Every line with the string "title" must be copied from the entries below.

(Beginning of Supplied records)

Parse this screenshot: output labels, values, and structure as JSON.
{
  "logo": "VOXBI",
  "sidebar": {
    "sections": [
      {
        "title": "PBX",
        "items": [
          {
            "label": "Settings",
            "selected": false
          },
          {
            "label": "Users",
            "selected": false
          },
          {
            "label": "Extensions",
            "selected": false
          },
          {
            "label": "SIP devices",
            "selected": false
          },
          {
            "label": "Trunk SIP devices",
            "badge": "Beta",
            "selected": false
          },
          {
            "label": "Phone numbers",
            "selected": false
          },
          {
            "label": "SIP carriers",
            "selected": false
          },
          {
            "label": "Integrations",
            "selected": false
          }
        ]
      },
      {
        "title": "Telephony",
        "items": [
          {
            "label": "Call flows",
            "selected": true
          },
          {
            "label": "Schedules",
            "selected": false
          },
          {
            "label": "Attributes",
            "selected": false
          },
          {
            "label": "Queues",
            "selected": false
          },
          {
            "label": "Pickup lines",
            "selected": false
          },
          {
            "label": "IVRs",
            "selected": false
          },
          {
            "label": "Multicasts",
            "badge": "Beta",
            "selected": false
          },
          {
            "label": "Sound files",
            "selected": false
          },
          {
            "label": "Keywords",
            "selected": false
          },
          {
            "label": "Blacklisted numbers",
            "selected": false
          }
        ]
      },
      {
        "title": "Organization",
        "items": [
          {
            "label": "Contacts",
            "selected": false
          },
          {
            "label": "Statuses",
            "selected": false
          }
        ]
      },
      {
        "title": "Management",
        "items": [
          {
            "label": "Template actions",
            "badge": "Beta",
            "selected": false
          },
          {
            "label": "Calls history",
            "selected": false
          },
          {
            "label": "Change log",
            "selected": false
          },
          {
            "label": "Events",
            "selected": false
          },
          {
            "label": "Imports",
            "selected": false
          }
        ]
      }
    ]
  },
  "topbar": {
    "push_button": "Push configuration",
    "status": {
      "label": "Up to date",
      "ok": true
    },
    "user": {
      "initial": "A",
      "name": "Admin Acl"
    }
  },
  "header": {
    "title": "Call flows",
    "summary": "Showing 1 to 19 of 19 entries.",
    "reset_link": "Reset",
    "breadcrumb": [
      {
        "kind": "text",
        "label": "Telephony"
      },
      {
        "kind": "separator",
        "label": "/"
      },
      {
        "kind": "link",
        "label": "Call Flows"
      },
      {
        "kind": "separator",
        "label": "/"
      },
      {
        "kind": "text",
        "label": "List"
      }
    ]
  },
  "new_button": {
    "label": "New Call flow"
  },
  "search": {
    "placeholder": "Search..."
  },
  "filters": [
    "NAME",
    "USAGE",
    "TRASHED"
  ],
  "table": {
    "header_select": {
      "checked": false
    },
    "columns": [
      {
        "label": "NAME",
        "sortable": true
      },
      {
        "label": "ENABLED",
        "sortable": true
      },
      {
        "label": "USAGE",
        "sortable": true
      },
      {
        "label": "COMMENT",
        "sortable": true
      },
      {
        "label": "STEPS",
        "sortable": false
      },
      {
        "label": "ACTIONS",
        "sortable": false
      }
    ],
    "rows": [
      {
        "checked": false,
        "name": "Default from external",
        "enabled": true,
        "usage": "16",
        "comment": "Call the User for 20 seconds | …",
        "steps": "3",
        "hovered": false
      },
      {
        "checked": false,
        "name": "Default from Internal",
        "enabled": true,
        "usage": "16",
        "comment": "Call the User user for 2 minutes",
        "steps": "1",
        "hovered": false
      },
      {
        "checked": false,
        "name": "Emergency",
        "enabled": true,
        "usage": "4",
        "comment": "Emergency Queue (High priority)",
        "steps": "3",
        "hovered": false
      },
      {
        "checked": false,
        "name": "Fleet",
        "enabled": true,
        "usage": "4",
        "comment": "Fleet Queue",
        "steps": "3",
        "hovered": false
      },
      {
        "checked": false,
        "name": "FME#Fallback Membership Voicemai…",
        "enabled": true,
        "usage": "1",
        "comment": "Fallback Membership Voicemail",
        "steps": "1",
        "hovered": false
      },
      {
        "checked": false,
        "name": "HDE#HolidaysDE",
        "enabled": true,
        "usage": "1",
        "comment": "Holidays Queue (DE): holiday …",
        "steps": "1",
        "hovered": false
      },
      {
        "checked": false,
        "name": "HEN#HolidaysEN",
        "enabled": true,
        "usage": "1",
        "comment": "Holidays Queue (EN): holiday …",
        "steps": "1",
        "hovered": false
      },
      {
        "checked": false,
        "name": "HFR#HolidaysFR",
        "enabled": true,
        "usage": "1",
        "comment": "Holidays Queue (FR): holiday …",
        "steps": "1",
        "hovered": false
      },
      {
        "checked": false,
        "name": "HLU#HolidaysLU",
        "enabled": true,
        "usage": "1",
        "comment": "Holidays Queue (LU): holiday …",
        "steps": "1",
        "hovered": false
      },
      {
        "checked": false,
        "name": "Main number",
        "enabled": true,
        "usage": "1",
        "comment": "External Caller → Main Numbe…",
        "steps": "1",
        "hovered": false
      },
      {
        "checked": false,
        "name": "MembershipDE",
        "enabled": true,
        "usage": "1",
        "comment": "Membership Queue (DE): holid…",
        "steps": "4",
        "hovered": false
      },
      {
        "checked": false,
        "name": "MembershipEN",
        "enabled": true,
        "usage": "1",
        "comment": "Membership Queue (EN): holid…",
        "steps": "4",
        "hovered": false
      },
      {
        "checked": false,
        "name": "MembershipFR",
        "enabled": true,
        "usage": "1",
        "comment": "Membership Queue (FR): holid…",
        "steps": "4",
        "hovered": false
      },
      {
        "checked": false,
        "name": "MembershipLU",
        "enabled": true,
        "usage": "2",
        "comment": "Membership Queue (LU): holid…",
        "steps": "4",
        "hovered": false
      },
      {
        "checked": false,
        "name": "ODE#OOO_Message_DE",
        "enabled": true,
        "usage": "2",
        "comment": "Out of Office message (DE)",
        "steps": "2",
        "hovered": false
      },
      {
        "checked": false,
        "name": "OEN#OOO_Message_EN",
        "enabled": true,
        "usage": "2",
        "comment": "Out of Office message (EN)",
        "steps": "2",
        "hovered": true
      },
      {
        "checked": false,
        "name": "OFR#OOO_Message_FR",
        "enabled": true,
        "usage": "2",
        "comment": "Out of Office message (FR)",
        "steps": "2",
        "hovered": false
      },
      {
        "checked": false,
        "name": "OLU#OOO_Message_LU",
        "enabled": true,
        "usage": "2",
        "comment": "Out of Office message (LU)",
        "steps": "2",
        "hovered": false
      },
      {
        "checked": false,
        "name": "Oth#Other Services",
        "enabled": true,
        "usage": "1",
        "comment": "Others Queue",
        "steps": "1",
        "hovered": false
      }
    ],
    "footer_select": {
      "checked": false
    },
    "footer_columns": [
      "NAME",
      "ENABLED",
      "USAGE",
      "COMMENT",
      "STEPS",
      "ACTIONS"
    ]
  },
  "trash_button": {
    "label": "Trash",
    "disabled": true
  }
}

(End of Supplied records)

Exercise solution ->
        "title": "PBX",
        "title": "Telephony",
        "title": "Organization",
        "title": "Management",
    "title": "Call flows",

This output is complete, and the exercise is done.